  • When there is uncertainty about the future as possible in the case of the creation of a budget for the new product line, then budget slack may provide flexibility to the management while performing business operations.


  • It could result in a decrease in the efficiency and performance of the employees of the company because, in that case, the employees of the company will work only within their capability of attaining the goals.
  • In case of there is budgetary slack by the understating the revenue of the organization then due to this understatement of revenue there are chances that the management will also cut the budgeted expenses of the vital function of the company such as the research and development expenses, advertisement expenses, production expenses, or administrative expenses, etc. this reduction of the expenses may also be responsible for hampering the company’s long-term viability.

Essential Points about Budgetary Slack

  • It is the intentional over-estimation of the budgeted expenses or under-estimation of the budgeted revenue of the company during a point of time while preparing the budget.
  • When large numbers of employees are involved in the preparation of budgets in the organization, then generally, there are more chances of introduction of budgetary slack into the budgets by them so that they can easily achieve the targets.
  • Even the senior management can introduce inventory slack into the budgets if they want to report a good picture of the achievement of their targets to the investment community. Although the analysts judge the performance of the business by comparing the actual results of the business with that of its competitors but still some organizations introduce budget slack for getting a good picture of the business, thinking it will work in favor of their organization.
  • To prevent the practice of the budgetary slack, the top management of the company should limit the manager count that is allowed to prepare the budgets and should not make the budget as the basis of the evaluation of the performance of the company.
  • It could result in a decrease in the efficiency and performance of the employees of the company because, in that case, the employees of the company will work only within their capability of attaining the goals.
  • The top-level management gets misled about the actual profitability of the business due to the budgetary slack, no matter the reason for the creation of budgetary slack is ethical or unethical.

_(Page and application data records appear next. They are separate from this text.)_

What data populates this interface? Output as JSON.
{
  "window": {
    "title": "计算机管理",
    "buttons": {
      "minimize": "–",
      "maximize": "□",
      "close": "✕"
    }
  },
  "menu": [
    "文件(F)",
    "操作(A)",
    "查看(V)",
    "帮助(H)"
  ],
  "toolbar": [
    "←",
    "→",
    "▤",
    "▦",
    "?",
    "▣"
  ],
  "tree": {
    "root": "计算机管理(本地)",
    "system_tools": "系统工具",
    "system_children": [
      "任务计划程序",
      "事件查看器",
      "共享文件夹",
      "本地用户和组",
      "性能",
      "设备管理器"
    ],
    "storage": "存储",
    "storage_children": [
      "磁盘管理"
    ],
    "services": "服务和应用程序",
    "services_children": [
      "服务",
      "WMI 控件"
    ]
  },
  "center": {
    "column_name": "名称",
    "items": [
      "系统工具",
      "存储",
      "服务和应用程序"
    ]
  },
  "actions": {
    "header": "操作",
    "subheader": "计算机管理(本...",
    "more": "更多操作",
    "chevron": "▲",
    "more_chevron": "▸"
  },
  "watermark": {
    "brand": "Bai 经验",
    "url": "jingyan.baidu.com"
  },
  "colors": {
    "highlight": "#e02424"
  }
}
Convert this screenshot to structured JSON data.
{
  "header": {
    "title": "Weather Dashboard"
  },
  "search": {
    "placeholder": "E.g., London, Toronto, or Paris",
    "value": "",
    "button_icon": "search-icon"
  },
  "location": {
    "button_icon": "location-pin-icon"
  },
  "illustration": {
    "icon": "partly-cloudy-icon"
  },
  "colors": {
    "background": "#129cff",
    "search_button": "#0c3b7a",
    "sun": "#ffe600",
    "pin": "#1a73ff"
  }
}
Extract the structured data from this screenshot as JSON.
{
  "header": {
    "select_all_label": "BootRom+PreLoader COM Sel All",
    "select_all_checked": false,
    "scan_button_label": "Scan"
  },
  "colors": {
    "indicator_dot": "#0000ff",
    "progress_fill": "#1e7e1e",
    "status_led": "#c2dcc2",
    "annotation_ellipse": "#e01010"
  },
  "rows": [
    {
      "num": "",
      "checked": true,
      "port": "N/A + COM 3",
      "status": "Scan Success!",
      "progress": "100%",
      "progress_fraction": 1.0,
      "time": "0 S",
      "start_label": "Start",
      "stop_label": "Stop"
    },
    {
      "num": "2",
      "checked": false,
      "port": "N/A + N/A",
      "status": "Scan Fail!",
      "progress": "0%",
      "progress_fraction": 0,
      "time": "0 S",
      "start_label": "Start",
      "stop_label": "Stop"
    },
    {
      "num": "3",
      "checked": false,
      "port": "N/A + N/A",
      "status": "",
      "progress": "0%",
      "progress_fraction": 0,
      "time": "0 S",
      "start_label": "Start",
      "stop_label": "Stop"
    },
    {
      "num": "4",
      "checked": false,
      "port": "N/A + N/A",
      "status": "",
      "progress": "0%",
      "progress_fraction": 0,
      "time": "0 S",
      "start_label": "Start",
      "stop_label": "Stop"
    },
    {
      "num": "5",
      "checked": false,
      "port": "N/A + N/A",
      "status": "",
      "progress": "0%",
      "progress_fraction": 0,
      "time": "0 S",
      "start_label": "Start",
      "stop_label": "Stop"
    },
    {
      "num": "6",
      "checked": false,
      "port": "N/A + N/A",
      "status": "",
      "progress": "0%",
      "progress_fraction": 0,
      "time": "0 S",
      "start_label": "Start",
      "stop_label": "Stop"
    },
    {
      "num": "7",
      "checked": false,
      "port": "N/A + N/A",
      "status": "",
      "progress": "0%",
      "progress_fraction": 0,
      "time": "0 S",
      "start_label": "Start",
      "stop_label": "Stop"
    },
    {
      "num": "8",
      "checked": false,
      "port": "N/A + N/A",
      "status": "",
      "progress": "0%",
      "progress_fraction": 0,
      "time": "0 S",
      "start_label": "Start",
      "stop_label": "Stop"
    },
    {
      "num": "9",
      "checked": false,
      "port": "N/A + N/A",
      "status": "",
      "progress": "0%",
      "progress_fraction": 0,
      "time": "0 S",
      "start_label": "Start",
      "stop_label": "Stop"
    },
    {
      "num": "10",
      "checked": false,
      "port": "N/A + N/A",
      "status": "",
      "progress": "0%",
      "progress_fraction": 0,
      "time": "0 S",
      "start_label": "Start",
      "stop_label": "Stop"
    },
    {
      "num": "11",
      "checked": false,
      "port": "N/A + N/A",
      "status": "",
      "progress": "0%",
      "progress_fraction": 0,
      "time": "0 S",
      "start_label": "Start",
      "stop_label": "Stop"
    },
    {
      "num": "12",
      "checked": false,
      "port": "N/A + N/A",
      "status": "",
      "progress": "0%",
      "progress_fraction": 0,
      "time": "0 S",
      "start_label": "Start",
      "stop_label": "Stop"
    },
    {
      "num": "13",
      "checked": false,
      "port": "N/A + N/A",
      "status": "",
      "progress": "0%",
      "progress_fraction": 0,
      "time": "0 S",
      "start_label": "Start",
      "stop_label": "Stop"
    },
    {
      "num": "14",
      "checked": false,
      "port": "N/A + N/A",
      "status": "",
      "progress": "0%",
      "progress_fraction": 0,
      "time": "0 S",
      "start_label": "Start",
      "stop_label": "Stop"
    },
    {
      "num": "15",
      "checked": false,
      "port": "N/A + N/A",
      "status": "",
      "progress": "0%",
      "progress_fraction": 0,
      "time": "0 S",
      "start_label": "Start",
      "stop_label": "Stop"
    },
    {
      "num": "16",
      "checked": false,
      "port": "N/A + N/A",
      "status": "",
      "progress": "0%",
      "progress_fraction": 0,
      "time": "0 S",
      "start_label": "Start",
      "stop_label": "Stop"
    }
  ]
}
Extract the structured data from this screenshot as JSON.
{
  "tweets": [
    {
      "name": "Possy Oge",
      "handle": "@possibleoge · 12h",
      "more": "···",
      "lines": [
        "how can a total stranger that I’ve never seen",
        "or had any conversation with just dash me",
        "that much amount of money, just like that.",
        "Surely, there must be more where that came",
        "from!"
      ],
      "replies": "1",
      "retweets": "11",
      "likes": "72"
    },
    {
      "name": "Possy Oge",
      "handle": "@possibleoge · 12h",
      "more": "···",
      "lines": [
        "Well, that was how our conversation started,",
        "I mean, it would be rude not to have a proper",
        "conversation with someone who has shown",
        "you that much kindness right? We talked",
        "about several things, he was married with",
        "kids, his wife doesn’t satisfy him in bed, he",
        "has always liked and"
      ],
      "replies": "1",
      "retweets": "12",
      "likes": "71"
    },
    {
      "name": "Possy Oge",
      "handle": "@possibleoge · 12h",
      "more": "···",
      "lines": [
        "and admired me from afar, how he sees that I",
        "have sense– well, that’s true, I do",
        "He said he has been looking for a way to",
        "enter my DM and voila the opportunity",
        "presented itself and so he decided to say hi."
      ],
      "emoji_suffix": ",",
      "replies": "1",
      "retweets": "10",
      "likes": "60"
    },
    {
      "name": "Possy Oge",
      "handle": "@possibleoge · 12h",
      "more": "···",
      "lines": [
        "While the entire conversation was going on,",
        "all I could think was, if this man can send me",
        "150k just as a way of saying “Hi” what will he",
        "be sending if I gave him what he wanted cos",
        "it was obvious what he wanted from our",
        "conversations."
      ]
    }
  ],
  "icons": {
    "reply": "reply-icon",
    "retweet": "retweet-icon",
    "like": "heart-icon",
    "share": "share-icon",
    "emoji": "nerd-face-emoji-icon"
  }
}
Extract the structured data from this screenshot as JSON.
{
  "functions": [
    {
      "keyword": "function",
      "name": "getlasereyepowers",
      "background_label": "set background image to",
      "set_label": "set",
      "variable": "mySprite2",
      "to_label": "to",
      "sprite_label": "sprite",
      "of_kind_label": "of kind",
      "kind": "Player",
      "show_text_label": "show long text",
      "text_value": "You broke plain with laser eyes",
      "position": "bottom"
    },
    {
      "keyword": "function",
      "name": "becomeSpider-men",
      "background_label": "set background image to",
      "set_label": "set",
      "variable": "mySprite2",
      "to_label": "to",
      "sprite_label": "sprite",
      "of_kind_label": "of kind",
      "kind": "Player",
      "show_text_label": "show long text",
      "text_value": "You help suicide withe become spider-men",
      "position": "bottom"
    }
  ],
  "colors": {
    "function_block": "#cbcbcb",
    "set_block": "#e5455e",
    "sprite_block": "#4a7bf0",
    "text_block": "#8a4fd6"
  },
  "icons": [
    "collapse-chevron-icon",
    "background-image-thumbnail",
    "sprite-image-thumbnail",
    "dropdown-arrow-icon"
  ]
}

To overcome the same, top-level management should review the budget of previous years and assess variances between budgeted and actual numbers. With this, they might be able to correct the slack is any prevailing in the current budget and the future budgets of the company.